::: SUPPLIED MATERIAL :::
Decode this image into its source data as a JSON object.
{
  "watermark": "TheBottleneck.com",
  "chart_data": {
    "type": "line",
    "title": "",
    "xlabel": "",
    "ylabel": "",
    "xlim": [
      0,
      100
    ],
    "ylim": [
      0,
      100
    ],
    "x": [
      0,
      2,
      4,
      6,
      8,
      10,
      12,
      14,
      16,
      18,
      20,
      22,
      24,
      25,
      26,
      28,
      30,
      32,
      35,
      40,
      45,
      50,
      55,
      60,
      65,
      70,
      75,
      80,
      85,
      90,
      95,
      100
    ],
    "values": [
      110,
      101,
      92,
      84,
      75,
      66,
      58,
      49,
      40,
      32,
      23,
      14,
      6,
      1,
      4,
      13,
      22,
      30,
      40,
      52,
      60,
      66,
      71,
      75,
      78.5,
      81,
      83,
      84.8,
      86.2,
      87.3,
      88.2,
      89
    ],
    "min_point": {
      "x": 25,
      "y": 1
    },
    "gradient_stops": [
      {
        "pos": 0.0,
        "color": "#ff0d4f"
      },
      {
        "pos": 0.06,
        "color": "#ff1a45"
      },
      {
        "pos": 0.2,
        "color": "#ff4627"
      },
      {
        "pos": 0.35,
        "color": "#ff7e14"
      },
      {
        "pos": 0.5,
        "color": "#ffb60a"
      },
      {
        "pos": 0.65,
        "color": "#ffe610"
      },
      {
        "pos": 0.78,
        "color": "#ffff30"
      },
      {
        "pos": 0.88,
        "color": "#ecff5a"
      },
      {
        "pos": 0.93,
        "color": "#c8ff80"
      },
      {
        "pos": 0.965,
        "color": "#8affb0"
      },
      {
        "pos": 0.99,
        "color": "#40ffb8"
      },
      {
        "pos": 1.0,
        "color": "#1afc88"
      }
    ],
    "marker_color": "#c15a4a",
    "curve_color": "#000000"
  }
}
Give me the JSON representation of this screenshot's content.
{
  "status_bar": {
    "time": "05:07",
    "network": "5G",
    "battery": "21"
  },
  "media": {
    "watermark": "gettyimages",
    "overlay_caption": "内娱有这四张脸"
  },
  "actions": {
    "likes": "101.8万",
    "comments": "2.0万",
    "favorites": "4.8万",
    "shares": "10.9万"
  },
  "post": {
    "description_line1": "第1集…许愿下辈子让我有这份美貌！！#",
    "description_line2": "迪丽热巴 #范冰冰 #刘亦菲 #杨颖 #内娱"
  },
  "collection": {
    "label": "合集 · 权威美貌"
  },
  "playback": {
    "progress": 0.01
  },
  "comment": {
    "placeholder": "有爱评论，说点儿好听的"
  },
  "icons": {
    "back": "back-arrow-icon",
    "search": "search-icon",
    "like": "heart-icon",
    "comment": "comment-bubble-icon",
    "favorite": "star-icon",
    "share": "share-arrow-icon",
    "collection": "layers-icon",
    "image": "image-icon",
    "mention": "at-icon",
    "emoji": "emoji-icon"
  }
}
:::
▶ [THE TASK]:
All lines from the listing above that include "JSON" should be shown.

▶ [OUTPUT OF THE TASK]:
Decode this image into its source data as a JSON object.
Give me the JSON representation of this screenshot's content.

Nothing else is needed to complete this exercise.